[I-D.ietf-quic-http] Bishop, M., "Hypertext Transfer Protocol (HTTP) over QUIC", Internet-Draft draft-ietf-quic-http-05, August 2017.
[I-D.ietf-quic-manageability] Kuehlewind, M., Trammell, B. and D. Druta, "Manageability of the QUIC Transport Protocol", Internet-Draft draft-ietf-quic-manageability-00, July 2017.
[I-D.ietf-rmcat-coupled-cc] Islam, S., Welzl, M. and S. Gjessing, "Coupled congestion control for RTP media", Internet-Draft draft-ietf-rmcat-coupled-cc-06, March 2017.
[I-D.ietf-rmcat-gcc] Holmer, S., Lundin, H., Carlucci, G., Cicco, L. and S. Mascolo, "A Google Congestion Control Algorithm for Real-Time Communication", Internet-Draft draft-ietf-rmcat-gcc-02, July 2016.
[I-D.ietf-rmcat-nada] Zhu, X., Pan, R., Ramalho, M., Cruz, S., Jones, P., Fu, J. and S. D'Aronco, "NADA: A Unified Congestion Control Scheme for Real-Time Media", Internet-Draft draft-ietf-rmcat-nada-04, March 2017.
[I-D.ietf-rmcat-scream-cc] Johansson, I. and Z. Sarker, "Self-Clocked Rate Adaptation for Multimedia", Internet-Draft draft-ietf-rmcat-scream-cc-10, July 2017.
[I-D.ietf-rtcweb-overview] Alvestrand, H., "Overview: Real Time Protocols for Browser-based Applications", Internet-Draft draft-ietf-rtcweb-overview-18, March 2017.
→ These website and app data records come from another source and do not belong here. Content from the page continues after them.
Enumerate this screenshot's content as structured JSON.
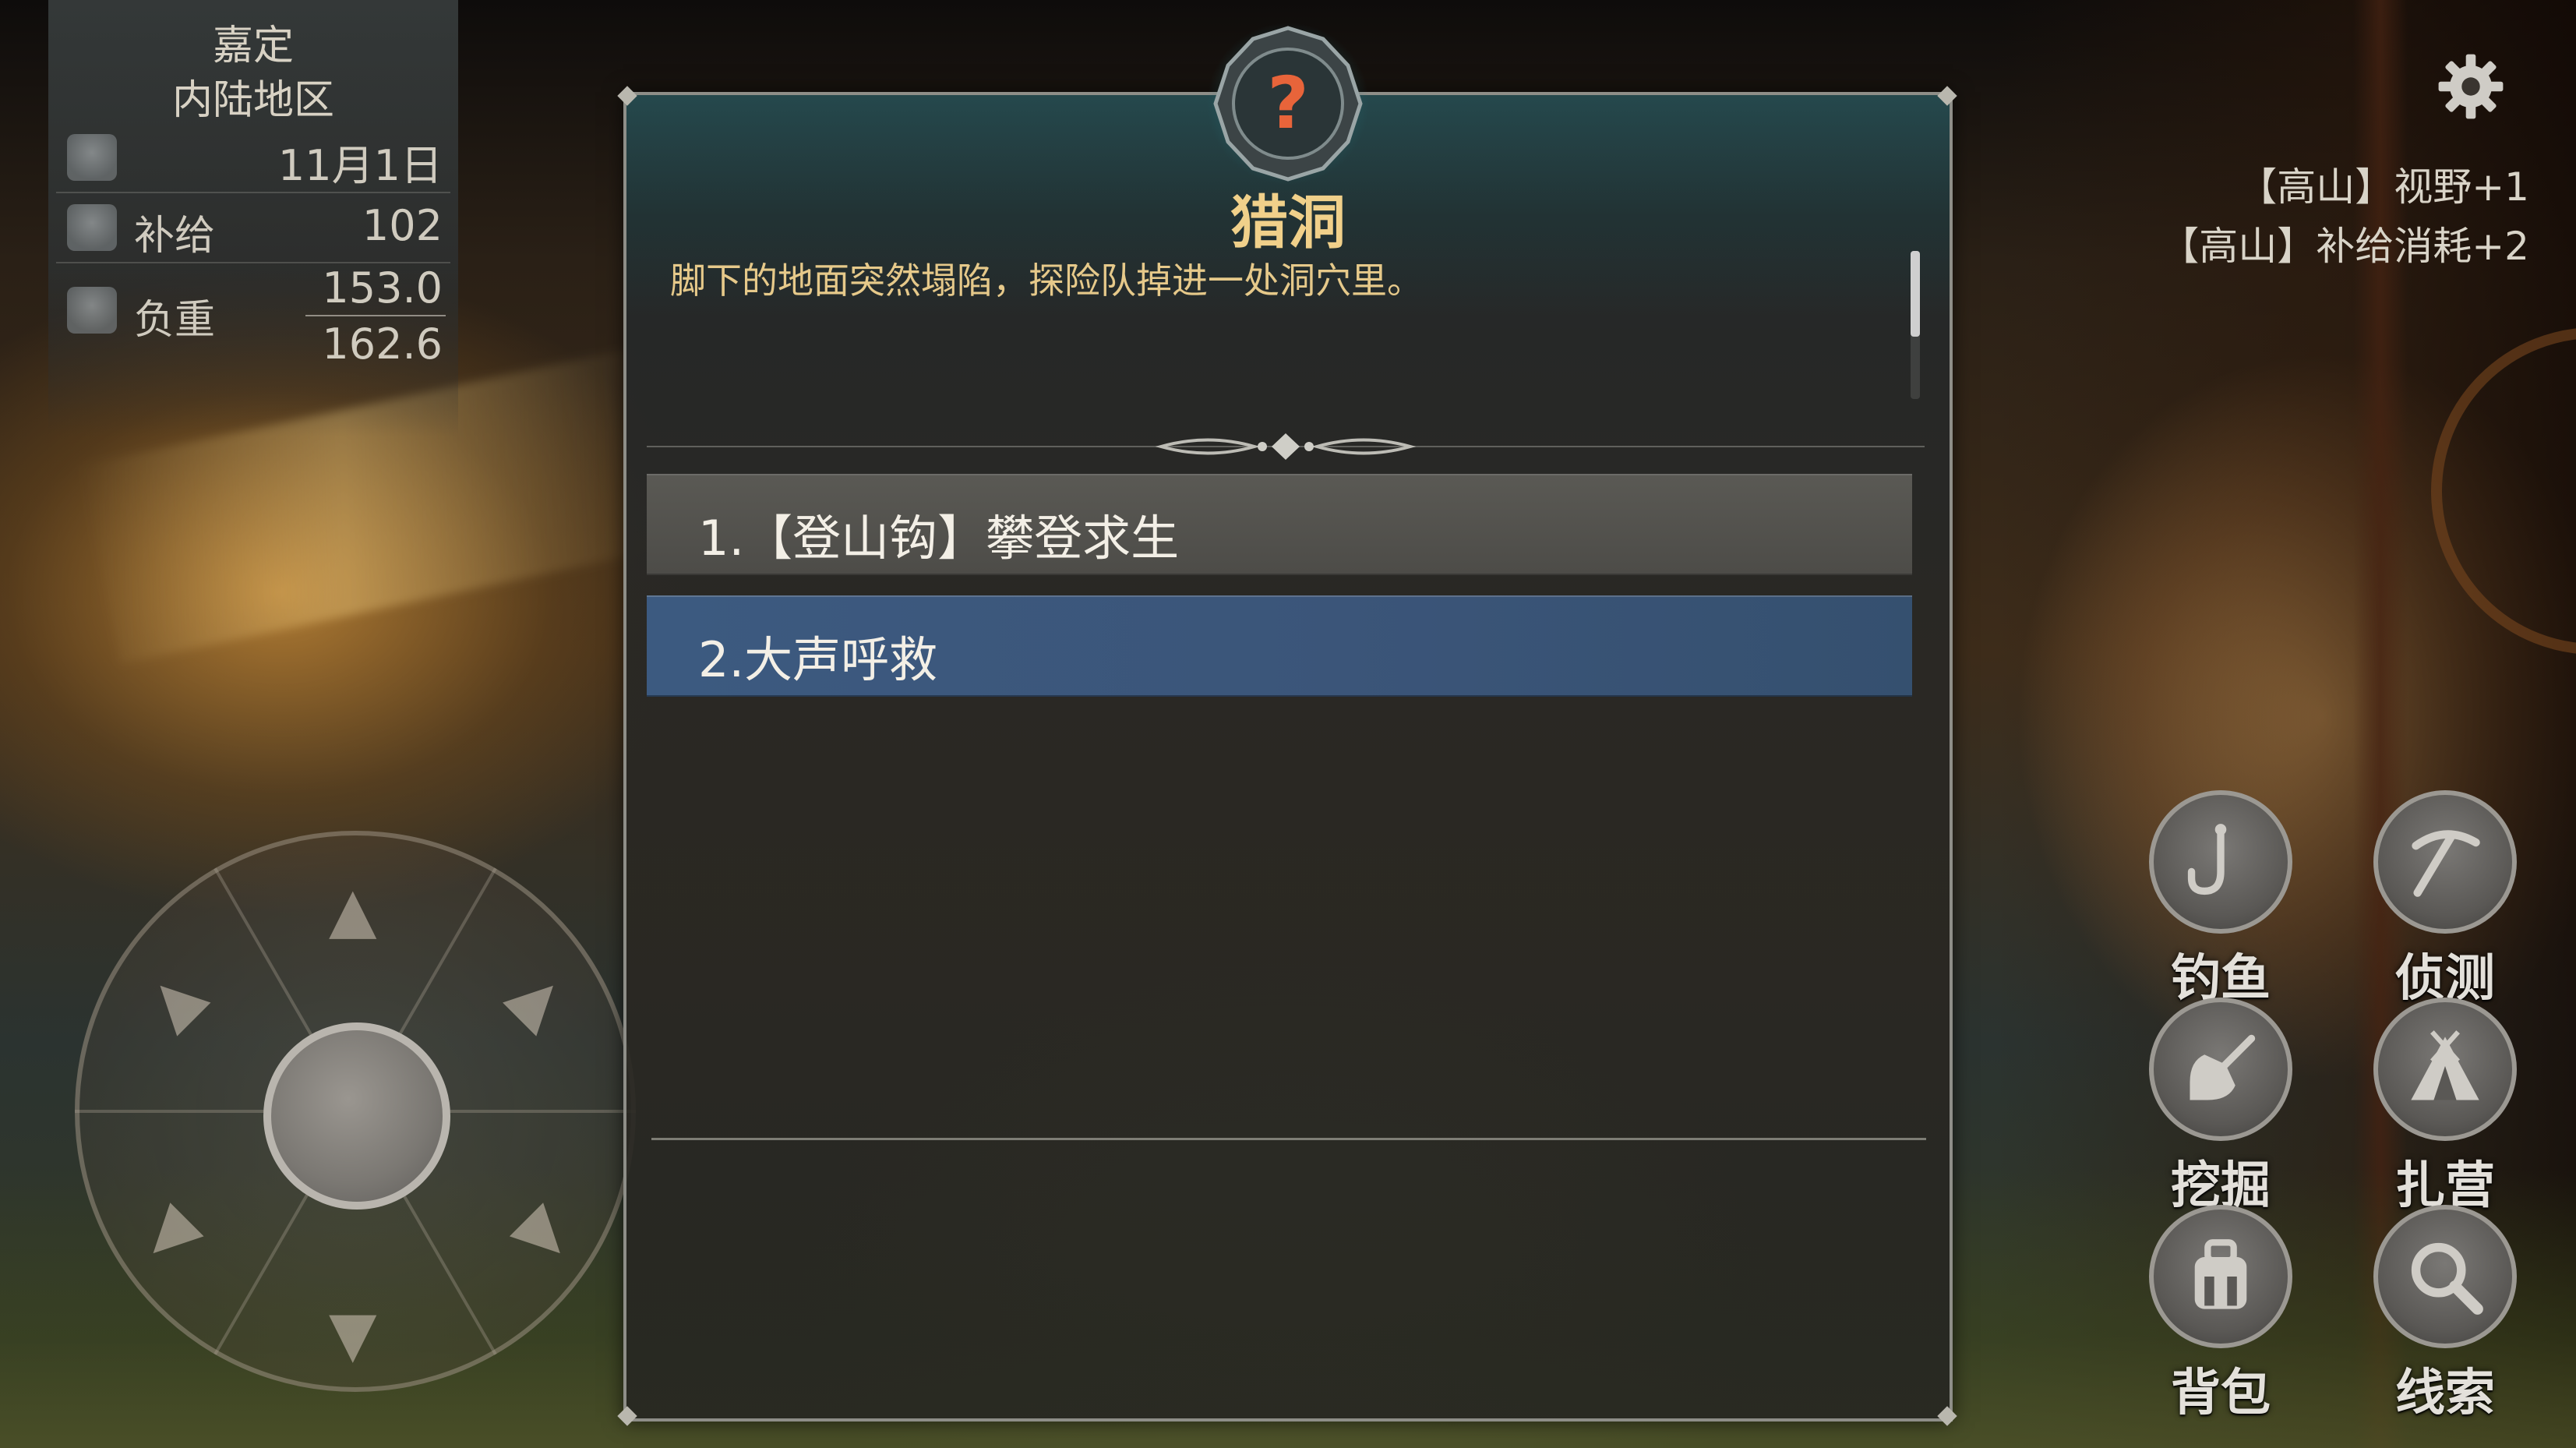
{
  "location": {
    "name": "嘉定",
    "region": "内陆地区"
  },
  "stats": {
    "date": "11月1日",
    "supply_label": "补给",
    "supply_value": "102",
    "load_label": "负重",
    "load_current": "153.0",
    "load_max": "162.6"
  },
  "terrain_effects": [
    "【高山】视野+1",
    "【高山】补给消耗+2"
  ],
  "event": {
    "icon_glyph": "?",
    "title": "猎洞",
    "description": "脚下的地面突然塌陷，探险队掉进一处洞穴里。",
    "options": [
      {
        "label": "1.【登山钩】攀登求生",
        "selected": false
      },
      {
        "label": "2.大声呼救",
        "selected": true
      }
    ]
  },
  "actions": [
    {
      "label": "钓鱼",
      "icon": "fishing-hook-icon"
    },
    {
      "label": "侦测",
      "icon": "pickaxe-icon"
    },
    {
      "label": "挖掘",
      "icon": "shovel-icon"
    },
    {
      "label": "扎营",
      "icon": "tent-icon"
    },
    {
      "label": "背包",
      "icon": "backpack-icon"
    },
    {
      "label": "线索",
      "icon": "magnifier-icon"
    }
  ],
  "colors": {
    "title": "#f0d08a",
    "description": "#e6c98a",
    "selected_option": "#3c5a80",
    "option": "#5a5954",
    "badge_question": "#e8643a"
  }
}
[I-D.ietf-rtcweb-rtp-usage] Perkins, C., Westerlund, M. and J. Ott, "Web Real-Time Communication (WebRTC): Media Transport and Use of RTP", Internet-Draft draft-ietf-rtcweb-rtp-usage-26, March 2016.
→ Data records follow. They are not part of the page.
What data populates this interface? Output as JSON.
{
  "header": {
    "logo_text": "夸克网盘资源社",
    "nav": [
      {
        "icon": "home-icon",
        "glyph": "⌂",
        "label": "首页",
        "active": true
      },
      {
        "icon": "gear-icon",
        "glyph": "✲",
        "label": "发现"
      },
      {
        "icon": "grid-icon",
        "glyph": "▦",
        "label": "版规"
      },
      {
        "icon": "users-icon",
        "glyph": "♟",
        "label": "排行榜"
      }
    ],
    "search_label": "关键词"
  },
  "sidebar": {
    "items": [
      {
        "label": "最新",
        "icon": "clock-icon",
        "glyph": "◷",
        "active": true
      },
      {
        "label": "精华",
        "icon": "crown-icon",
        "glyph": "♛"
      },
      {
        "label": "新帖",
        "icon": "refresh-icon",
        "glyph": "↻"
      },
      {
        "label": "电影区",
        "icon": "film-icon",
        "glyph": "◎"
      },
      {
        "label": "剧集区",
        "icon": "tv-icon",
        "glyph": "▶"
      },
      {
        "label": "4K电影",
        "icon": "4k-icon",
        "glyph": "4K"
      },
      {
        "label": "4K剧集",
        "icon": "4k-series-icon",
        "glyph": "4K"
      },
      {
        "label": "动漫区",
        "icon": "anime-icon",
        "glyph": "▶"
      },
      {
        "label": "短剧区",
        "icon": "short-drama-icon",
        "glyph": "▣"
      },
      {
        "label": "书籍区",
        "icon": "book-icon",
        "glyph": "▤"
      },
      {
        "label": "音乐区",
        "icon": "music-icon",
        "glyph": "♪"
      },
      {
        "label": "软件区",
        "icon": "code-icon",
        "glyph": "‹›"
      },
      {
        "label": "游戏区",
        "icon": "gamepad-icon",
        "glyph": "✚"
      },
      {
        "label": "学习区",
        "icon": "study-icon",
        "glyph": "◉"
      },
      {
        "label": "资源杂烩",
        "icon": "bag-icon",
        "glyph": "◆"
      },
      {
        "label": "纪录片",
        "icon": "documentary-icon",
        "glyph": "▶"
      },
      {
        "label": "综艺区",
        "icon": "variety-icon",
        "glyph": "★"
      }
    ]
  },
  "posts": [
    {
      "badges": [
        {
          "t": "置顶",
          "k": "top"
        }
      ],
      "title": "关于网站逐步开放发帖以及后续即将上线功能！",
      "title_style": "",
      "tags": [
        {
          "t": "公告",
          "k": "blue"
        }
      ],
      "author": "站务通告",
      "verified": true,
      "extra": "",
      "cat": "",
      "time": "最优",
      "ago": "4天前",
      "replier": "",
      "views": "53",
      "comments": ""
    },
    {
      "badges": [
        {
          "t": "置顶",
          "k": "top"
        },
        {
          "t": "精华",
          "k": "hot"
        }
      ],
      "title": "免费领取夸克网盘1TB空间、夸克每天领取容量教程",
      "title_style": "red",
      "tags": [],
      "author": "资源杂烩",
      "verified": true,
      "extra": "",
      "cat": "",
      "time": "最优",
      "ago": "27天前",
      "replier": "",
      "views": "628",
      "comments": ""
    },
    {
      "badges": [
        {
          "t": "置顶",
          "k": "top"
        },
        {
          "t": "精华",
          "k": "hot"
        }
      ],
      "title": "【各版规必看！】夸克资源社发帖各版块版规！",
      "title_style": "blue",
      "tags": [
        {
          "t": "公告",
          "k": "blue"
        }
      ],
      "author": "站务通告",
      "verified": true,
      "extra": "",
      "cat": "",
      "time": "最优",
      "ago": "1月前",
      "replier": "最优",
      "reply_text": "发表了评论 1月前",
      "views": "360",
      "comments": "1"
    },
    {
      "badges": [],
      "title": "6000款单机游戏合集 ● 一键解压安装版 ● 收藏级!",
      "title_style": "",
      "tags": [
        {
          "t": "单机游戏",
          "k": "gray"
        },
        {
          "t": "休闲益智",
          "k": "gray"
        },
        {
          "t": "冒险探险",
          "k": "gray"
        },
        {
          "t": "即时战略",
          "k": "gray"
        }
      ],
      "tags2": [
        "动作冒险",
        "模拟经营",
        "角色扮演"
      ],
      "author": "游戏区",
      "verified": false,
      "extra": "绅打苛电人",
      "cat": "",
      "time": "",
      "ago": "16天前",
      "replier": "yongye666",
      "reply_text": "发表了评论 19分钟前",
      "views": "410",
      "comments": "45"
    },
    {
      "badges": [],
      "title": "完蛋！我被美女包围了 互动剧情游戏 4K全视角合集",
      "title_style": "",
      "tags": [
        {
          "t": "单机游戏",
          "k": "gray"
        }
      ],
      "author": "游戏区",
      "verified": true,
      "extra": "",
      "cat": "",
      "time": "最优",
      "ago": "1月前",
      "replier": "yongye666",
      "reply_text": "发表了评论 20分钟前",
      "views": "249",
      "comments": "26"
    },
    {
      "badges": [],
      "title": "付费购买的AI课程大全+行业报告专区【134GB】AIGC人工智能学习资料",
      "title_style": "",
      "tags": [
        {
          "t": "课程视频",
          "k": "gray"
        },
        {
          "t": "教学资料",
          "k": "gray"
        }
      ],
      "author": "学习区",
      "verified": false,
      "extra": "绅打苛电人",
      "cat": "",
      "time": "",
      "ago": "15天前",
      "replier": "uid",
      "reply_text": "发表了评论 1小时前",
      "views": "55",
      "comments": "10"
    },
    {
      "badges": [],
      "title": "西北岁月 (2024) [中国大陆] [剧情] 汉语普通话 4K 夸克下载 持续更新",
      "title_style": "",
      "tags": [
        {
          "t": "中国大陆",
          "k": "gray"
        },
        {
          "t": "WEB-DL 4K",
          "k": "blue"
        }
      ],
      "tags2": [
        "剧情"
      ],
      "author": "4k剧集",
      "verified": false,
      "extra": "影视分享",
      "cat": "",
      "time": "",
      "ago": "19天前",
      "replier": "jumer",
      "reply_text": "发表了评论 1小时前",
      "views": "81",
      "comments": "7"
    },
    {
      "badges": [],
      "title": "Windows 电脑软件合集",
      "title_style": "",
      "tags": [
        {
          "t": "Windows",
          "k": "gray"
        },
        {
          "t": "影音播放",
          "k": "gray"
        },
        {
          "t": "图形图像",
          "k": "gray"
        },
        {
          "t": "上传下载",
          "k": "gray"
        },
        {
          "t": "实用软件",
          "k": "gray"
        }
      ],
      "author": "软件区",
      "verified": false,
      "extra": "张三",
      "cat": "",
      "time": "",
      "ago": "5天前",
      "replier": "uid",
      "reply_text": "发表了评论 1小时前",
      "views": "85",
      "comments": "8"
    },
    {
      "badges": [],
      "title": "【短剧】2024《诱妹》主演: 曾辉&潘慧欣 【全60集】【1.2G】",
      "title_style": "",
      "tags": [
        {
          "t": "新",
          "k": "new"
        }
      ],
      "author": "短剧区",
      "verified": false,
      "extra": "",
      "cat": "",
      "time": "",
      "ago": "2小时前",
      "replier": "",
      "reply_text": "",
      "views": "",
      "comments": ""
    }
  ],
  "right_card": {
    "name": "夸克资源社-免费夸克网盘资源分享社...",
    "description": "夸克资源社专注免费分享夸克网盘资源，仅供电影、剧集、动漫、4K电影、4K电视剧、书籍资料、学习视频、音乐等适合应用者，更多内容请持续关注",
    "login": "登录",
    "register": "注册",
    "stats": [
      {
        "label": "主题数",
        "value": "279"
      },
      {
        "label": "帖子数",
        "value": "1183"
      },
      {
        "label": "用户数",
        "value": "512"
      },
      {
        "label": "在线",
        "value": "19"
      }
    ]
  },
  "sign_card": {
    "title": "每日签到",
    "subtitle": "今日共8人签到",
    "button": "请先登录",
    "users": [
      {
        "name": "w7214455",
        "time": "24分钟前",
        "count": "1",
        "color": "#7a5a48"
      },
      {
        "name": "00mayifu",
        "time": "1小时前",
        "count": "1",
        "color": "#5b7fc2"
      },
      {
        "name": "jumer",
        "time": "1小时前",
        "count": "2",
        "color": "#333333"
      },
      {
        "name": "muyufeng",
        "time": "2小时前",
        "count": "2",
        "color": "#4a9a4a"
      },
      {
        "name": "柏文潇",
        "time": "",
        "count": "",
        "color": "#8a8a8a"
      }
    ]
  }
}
[I-D.singh-rmcat-adaptive-fec] Singh, V., Nagy, M., Ott, J. and L. Eggert, "Congestion Control Using FEC for Conversational Media", Internet-Draft draft-singh-rmcat-adaptive-fec-03, March 2016.
[RFC2736] Handley, M. and C. Perkins, "Guidelines for Writers of RTP Payload Format Specifications", BCP 36, RFC 2736, DOI 10.17487/RFC2736, December 1999.
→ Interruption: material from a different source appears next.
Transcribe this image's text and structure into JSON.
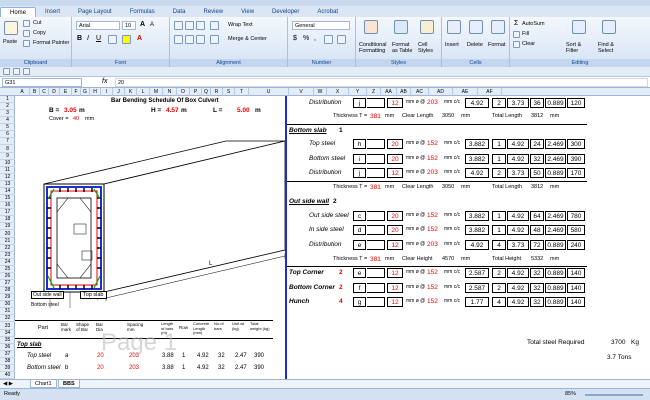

[RFC3261] Rosenberg, J., Schulzrinne, H., Camarillo, G., Johnston, A., Peterson, J., Sparks, R., Handley, M. and E. Schooler, "SIP: Session Initiation Protocol", RFC 3261, DOI 10.17487/RFC3261, June 2002.
[RFC3711] Baugher, M., McGrew, D., Naslund, M., Carrara, E. and K. Norrman, "The Secure Real-time Transport Protocol (SRTP)", RFC 3711, DOI 10.17487/RFC3711, March 2004.
[RFC4571] Lazzaro, J., "Framing Real-time Transport Protocol (RTP) and RTP Control Protocol (RTCP) Packets over Connection-Oriented Transport", RFC 4571, DOI 10.17487/RFC4571, July 2006.
[RFC5124] Ott, J. and E. Carrara, "Extended Secure RTP Profile for Real-time Transport Control Protocol (RTCP)-Based Feedback (RTP/SAVPF)", RFC 5124, DOI 10.17487/RFC5124, February 2008.
[RFC5761] Perkins, C. and M. Westerlund, "Multiplexing RTP Data and Control Packets on a Single Port", RFC 5761, DOI 10.17487/RFC5761, April 2010.
[RFC5762] Perkins, C., "RTP and the Datagram Congestion Control Protocol (DCCP)", RFC 5762, DOI 10.17487/RFC5762, April 2010.
[RFC5763] Fischl, J., Tschofenig, H. and E. Rescorla, "Framework for Establishing a Secure Real-time Transport Protocol (SRTP) Security Context Using Datagram Transport Layer Security (DTLS)", RFC 5763, DOI 10.17487/RFC5763, May 2010.
[RFC5764] McGrew, D. and E. Rescorla, "Datagram Transport Layer Security (DTLS) Extension to Establish Keys for the Secure Real-time Transport Protocol (SRTP)", RFC 5764, DOI 10.17487/RFC5764, May 2010.
[RFC6464] Lennox, J., Ivov, E. and E. Marocco, "A Real-time Transport Protocol (RTP) Header Extension for Client-to-Mixer Audio Level Indication", RFC 6464, DOI 10.17487/RFC6464, December 2011.
[RFC7667] Westerlund, M. and S. Wenger, "RTP Topologies", RFC 7667, DOI 10.17487/RFC7667, November 2015.
[RFC7826] Schulzrinne, H., Rao, A., Lanphier, R., Westerlund, M. and M. Stiemerling, "Real-Time Streaming Protocol Version 2.0", RFC 7826, DOI 10.17487/RFC7826, December 2016.
[RFC8083] Perkins, C. and V. Singh, "Multimedia Congestion Control: Circuit Breakers for Unicast RTP Sessions", RFC 8083, DOI 10.17487/RFC8083, March 2017.

Authors' Addresses

Jörg Ott Technische Universitaet Muenchen Boltzmannstraße 3 Garching bei München, Germany EMail:
Roni Even Huawei Israel EMail:
Colin Perkins University of Glasgow School of Computing Science Glasgow, G12 8QQ UK EMail: URI:
Varun Singh CALLSTATS I/O Oy Annankatu 31-33 C 42 Helsinki, 00100 Finland EMail: URI: